Currently, Ohio has a dispensary shortage while demand for medical cannabis skyrockets. As more of the 56 approved Ohio dispensaries expand into the southern counties and prepare to open for business, patients are losing their patience with the multitude of setbacks and delays that keep them from obtaining their medication.

THINGS GET A LITTLE MAD FOR MAD RIVER

The first Dayton-area medical cannabis dispensary to open in Montgomery County, Mad River Remedies is currently in “soft opening stage” as they are working to build out their physical store and online presence. In addition to other setbacks, the dispensary became embroiled in drama that originated Monday, June 24. The altercation occurred between what appeared to be a Mad River Remedies official company Facebook page representative and several Ohio medical cannabis patients.
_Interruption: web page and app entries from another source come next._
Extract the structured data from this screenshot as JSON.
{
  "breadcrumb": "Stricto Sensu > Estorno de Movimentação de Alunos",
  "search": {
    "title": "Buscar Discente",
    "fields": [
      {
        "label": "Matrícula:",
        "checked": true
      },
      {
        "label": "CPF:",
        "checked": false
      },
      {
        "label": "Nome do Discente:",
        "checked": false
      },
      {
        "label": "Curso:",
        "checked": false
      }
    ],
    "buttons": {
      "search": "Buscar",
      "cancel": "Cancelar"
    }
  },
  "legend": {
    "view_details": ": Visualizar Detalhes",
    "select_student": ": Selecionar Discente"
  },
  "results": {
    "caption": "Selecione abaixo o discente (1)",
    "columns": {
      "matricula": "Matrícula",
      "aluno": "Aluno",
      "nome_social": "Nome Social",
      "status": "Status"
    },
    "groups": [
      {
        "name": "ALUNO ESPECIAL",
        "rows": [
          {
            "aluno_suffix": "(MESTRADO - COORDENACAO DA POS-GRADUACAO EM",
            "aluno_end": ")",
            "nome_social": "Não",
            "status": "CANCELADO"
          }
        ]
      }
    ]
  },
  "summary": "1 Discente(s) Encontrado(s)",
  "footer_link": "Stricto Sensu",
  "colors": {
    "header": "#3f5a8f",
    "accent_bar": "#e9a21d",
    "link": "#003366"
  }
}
Someone posing as the official representative of the dispensary claimed on the Facebook page that they could collect the names of patients who complained about the dispensary and revoke their medical cards. In response, a number of medical cannabis patients responded and called for a boycott of the facility. A screenshot of the conversation is below for reference:

PHARMACY BOARD REASSURES PATIENTS

MedicateOH spoke with Grant Miller, our contact at The State of Ohio Board of Pharmacy (the governing body of the Medical Marijuana Control Program that regulates the dispensaries), to inquire if dispensaries had such authority. “They do not have the power whatsoever,” confirmed Miller. “The Board of Pharmacy can take disciplinary action through an investigation to suspend a license; but no dispensary can, say, ‘revoke this person’s card.'”

Miller reported that the Facebook page appeared to be a hoax designed by an unknown third party to maliciously attack the dispensary. He went into more detail about how The Board of Pharmacy came to be aware of the situation: “We were alerted to this issue immediately, and our compliance team followed up. The dispensary claimed this was not a page ran [sic] by them, though they are allowed to run a Facebook page upon approval of logos, etc.” Miller explained. “The Facebook page in question featured a logo with [a] marijuana leaf; we would never approve that. If patients are in question about legitimate online profiles for dispensaries, we are happy to confirm.”

A (real) representative from Mad River Remedies spoke to MedicateOH, but asked to remain anonymous due to the nature of the controversy. The dispensary said they were unaware of anyone who would have created the fake Facebook page, and they are not looking to find out. “We don’t need to know who it is; we just know it happened,” the source said.

“The Facebook page in question featured a logo with [a] marijuana leaf; we would never approve that. If patients are in question about legitimate online profiles for dispensaries, we are happy to confirm.”

-Grant Miller, The State of Ohio Board of Pharmacy

By sharing this information, the Board of Pharmacy said they hope that patients can relax knowing that dispensaries do not have the power to revoke any medical cards. The Board recommends all patients keep an open line of communication with them.

MAD RIVER FILLS NEED AS DAYTON DESOLATE OF DISPENSARIES

Until Mad River Remedies opened its doors towards the end of May at 5604 Airway Road in Riverside, patients in Dayton often traveled more than a three-hour drive from their homes to access dispensaries in other parts of the state. The location is just five miles from downtown Dayton, finally giving quick access to patients located in surrounding communities including Huber Heights, Vandalia, Northridge and Trotwood.

Now in its “soft opening stage” Mad River Remedies is equipped and licensed to dispense medicine, although they have yet to build an online presence, which may be a reason they were left vulnerable to the Facebook attack.

MedicateOH’s contact at Mad River Remedies explained: “We are in our infant stages; for us it’s not about money, it’s about helping our patients get the best medicine.” Currently, Mad River Remedies does not have an operational website with its menu and pricing available, but will be launching one following their grand opening. The dispensary is planning a grand opening ribbon cutting ceremony event in mid-July in coordination with the city of Riverside.

Alex Perry is a creative-minded story-telling specialist who supports the cannabis industry through journalism, digital marketing and patient advocacy. She currently works with bridal, beauty, technology and cannabis brands in her PR agency, Perry Rose Media. Her previous experience includes newsroom writing for Cox Media Group, production copywriting for Zulily and QVC, and numerous publicity campaigns for independent bridal designers.